* _TASK GOAL_
Find the string "Choose" in the data, and copy out each line that has it.

* _DATA FOR PROCESSING_
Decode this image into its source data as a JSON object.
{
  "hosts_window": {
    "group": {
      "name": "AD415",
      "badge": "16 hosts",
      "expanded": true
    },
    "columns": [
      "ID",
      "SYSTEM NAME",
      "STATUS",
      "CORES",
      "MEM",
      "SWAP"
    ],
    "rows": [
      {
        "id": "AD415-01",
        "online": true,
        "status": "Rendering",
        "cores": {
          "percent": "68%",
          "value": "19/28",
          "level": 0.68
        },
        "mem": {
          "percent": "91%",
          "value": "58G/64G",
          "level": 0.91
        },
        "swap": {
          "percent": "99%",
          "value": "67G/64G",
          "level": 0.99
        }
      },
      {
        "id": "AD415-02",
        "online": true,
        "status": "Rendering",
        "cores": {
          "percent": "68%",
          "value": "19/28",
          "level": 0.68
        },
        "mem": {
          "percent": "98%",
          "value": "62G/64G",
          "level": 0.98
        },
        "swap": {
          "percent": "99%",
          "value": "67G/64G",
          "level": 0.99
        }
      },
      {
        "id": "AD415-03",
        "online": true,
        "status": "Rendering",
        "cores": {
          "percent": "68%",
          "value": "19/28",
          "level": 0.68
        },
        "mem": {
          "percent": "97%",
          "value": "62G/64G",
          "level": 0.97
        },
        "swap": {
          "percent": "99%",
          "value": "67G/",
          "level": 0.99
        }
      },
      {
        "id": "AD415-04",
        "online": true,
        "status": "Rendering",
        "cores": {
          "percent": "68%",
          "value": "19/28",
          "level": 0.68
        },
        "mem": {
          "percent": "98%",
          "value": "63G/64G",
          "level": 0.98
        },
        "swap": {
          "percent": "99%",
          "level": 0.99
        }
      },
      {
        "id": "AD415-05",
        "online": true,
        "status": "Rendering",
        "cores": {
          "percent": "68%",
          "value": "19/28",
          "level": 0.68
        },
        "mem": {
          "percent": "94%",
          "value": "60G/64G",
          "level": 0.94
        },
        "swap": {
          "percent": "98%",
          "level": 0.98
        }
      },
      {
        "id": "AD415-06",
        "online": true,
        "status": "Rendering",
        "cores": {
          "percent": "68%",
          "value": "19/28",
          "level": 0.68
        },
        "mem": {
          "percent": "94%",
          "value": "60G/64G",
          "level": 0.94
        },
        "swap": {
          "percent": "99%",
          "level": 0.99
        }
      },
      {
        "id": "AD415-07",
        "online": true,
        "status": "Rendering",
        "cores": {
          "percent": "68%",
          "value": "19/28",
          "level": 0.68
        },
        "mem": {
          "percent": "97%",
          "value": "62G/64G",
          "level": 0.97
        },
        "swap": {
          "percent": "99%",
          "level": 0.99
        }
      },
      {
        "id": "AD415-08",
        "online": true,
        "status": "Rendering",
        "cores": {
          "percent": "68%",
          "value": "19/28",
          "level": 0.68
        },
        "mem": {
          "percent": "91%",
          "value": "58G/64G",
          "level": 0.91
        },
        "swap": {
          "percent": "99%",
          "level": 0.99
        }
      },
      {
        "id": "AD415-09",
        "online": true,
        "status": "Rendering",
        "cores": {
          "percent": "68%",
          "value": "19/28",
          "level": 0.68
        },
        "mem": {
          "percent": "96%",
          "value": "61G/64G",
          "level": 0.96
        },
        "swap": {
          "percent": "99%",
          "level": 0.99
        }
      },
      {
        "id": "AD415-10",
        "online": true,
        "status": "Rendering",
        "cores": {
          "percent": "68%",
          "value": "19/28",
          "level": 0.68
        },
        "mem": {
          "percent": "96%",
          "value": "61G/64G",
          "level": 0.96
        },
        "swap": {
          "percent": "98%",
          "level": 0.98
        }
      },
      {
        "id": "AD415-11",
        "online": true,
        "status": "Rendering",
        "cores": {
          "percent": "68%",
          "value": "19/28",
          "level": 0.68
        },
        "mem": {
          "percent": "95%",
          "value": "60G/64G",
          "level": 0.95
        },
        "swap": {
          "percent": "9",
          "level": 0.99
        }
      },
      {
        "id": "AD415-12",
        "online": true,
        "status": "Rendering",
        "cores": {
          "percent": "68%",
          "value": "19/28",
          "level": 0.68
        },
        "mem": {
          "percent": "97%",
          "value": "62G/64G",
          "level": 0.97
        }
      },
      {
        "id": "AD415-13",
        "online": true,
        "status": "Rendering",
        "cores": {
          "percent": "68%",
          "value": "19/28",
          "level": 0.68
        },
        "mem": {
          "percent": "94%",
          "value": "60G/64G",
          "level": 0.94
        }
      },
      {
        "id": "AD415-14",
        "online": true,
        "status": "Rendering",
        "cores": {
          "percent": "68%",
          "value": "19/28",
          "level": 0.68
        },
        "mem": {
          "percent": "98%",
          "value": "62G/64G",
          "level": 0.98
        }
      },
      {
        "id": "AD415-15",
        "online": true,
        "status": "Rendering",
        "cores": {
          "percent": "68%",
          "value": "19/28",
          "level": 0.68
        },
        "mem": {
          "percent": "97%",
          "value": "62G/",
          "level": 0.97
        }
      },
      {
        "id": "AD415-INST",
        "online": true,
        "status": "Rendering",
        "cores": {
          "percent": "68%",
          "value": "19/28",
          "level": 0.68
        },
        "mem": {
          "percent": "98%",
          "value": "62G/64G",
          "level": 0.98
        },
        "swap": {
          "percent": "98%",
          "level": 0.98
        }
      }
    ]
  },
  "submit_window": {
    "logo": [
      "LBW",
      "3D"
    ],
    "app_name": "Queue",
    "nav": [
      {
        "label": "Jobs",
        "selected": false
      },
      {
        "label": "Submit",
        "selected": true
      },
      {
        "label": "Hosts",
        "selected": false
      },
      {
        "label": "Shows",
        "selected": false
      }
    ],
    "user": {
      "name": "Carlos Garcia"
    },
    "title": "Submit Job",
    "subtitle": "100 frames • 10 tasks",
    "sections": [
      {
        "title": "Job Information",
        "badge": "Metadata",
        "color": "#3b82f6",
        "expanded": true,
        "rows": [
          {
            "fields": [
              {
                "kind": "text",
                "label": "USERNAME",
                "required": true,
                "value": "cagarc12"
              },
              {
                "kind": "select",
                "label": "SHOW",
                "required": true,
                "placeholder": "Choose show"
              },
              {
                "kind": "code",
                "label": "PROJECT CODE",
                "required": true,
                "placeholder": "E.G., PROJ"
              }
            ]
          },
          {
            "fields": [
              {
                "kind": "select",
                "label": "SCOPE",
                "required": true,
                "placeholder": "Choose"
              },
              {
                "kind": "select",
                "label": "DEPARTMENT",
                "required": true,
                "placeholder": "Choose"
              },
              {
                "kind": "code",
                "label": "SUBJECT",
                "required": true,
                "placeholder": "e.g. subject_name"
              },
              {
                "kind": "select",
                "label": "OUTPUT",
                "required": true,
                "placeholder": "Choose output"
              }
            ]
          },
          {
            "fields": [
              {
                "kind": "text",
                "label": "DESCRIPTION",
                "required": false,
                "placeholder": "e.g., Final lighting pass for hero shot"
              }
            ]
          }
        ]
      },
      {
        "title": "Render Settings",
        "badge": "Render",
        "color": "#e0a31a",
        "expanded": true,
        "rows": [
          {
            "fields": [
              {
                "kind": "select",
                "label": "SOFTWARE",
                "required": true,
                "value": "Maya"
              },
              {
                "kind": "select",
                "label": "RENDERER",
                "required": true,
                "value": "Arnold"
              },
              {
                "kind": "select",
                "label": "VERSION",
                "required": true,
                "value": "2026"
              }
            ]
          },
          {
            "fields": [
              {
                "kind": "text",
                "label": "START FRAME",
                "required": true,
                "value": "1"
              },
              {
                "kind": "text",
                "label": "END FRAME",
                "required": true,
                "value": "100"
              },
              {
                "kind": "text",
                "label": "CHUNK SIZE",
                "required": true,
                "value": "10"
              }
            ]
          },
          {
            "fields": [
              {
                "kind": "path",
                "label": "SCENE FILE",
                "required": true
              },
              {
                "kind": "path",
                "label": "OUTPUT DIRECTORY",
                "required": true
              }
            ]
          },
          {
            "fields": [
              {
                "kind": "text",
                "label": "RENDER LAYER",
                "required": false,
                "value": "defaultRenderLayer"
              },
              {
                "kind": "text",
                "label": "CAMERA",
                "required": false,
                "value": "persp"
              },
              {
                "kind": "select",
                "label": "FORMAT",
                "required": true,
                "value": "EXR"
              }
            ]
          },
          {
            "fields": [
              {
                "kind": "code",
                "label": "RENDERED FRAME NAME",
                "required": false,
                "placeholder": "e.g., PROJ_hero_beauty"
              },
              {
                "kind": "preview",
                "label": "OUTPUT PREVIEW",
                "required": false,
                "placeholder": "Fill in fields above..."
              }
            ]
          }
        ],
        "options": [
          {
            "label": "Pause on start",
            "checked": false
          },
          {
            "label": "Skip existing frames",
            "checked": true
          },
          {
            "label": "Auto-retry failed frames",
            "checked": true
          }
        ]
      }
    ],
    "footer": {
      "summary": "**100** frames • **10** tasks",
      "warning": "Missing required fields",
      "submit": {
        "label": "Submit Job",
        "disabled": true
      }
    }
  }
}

* _ANSWER SECTION_
                "placeholder": "Choose show"
                "placeholder": "Choose"
                "placeholder": "Choose"
                "placeholder": "Choose output"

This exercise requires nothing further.